More importantly for me though, I hope that the subject matter and overall theme of this album makes people “think”.
We are living in troubled times. Volatile times. And I do not just mean here in America. I mean worldwide.
You may be surprised how many emails I receive daily now, people telling me how I have said what was in their hearts.
How the music has touched them in some way.
Not just in the states here either…… Russia by far has embraced this album right away.
Places like China, Brazil, Japan, and on and on, have reached out to me by the hundreds, telling me that they understand my message.
I spent a long time alone writing this material. Truth be told, sometimes you ask yourself at various points, “will people get this” ? “Will they understand what I am trying to get across here” ?
Thank God for the musicians I worked with on this project. I could always call them and vent.
Each one always gave me the nudge of support I needed at that time, and I cant thank them enough.
Also, DaraD, Riaan, Boz, Bill Harding, and Patty……. The project would have never made it to this stage without your support, and I thank you as well.
Thats what we contributed here….. A body of work that tells a story, and sounds sonically great.
What does the rest of 2013 hold for you, and how can readers connect with your band and your music?
Right now, a conceptual video is being made for the track “Welcome, To The Future”.
I received and approved the treatment about a week ago, so production is just beginning.
I’m very excited about presenting the music this way. Assault the senses !!
I am already writing for the 2nd Seconds Before Landing album. It takes me a long time to do it, and do it correctly, so I figured I better get right back to work.’
There are no plans to tour this first album. The production would be so big, and costs so high, that it just isn’t the right thing for us to do right now.

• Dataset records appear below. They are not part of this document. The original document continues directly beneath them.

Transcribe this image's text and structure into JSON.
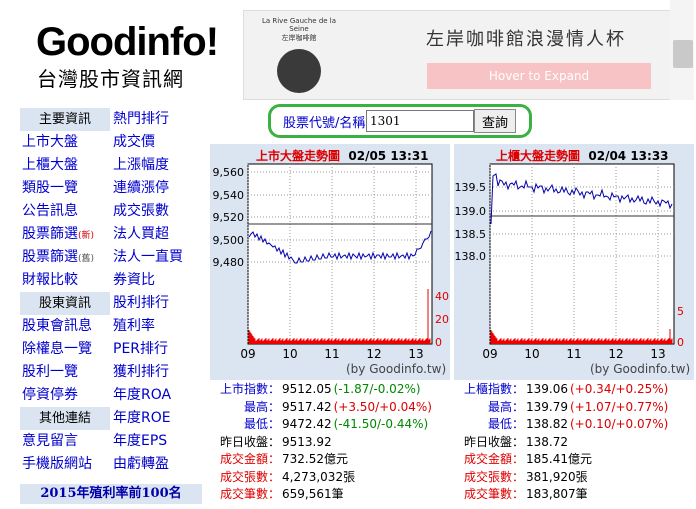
{
  "site": {
    "title": "Goodinfo!",
    "subtitle": "台灣股市資訊網"
  },
  "banner": {
    "brand_line1": "La Rive Gauche de la Seine",
    "brand_line2": "左岸咖啡館",
    "title": "左岸咖啡館浪漫情人杯",
    "button": "Hover to Expand"
  },
  "menu": {
    "sections": [
      {
        "headers": [
          "主要資訊",
          "熱門排行"
        ],
        "rows": [
          [
            "上市大盤",
            "成交價"
          ],
          [
            "上櫃大盤",
            "上漲幅度"
          ],
          [
            "類股一覽",
            "連續漲停"
          ],
          [
            "公告訊息",
            "成交張數"
          ],
          [
            "股票篩選",
            "法人買超"
          ],
          [
            "股票篩選",
            "法人一直買"
          ],
          [
            "財報比較",
            "券資比"
          ]
        ]
      },
      {
        "headers": [
          "股東資訊",
          "股利排行"
        ],
        "rows": [
          [
            "股東會訊息",
            "殖利率"
          ],
          [
            "除權息一覽",
            "PER排行"
          ],
          [
            "股利一覽",
            "獲利排行"
          ],
          [
            "停資停券",
            "年度ROA"
          ]
        ]
      },
      {
        "headers": [
          "其他連結",
          "年度ROE"
        ],
        "rows": [
          [
            "意見留言",
            "年度EPS"
          ],
          [
            "手機版網站",
            "由虧轉盈"
          ]
        ]
      }
    ],
    "tags": {
      "new": "(新)",
      "old": "(舊)"
    },
    "footer": "2015年殖利率前100名"
  },
  "search": {
    "label": "股票代號/名稱",
    "value": "1301",
    "button": "查詢"
  },
  "credit": "(by Goodinfo.tw)",
  "tse": {
    "title": "上市大盤走勢圖",
    "time": "02/05 13:31",
    "stats": [
      {
        "label": "上市指數：",
        "value": "9512.05",
        "change": "(-1.87/-0.02%)",
        "dir": "down"
      },
      {
        "label": "最高：",
        "value": "9517.42",
        "change": "(+3.50/+0.04%)",
        "dir": "up"
      },
      {
        "label": "最低：",
        "value": "9472.42",
        "change": "(-41.50/-0.44%)",
        "dir": "down"
      },
      {
        "label": "昨日收盤：",
        "value": "9513.92",
        "change": "",
        "dir": "none"
      },
      {
        "label": "成交金額：",
        "value": "732.52億元",
        "change": "",
        "dir": "none"
      },
      {
        "label": "成交張數：",
        "value": "4,273,032張",
        "change": "",
        "dir": "none"
      },
      {
        "label": "成交筆數：",
        "value": "659,561筆",
        "change": "",
        "dir": "none"
      }
    ],
    "y_ticks": [
      "9,560",
      "9,540",
      "9,520",
      "9,500",
      "9,480"
    ],
    "vol_ticks": [
      "40",
      "20",
      "0"
    ],
    "x_ticks": [
      "09",
      "10",
      "11",
      "12",
      "13"
    ]
  },
  "otc": {
    "title": "上櫃大盤走勢圖",
    "time": "02/04 13:33",
    "stats": [
      {
        "label": "上櫃指數：",
        "value": "139.06",
        "change": "(+0.34/+0.25%)",
        "dir": "up"
      },
      {
        "label": "最高：",
        "value": "139.79",
        "change": "(+1.07/+0.77%)",
        "dir": "up"
      },
      {
        "label": "最低：",
        "value": "138.82",
        "change": "(+0.10/+0.07%)",
        "dir": "up"
      },
      {
        "label": "昨日收盤：",
        "value": "138.72",
        "change": "",
        "dir": "none"
      },
      {
        "label": "成交金額：",
        "value": "185.41億元",
        "change": "",
        "dir": "none"
      },
      {
        "label": "成交張數：",
        "value": "381,920張",
        "change": "",
        "dir": "none"
      },
      {
        "label": "成交筆數：",
        "value": "183,807筆",
        "change": "",
        "dir": "none"
      }
    ],
    "y_ticks": [
      "139.5",
      "139.0",
      "138.5",
      "138.0"
    ],
    "vol_ticks": [
      "5",
      "0"
    ],
    "x_ticks": [
      "09",
      "10",
      "11",
      "12",
      "13"
    ]
  }
}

The road is in our future, but not till after album 2.
For people who would like to connect with us now, we have a variety of ways….
Facebook @ www.facebook.com/sblmusic
Twitter @ twitter.com/sblofficial
Email @ firstname.lastname@example.org
And the music is available @ www.secondsbeforelanding.bandcamp.com as well as itunes, amazon, cdbaby, and most other digital outlets.
We truly appreciate all of the support that has been shown for this album early on. Thank You !!! John Crispino.
Seconds Before Landing Interview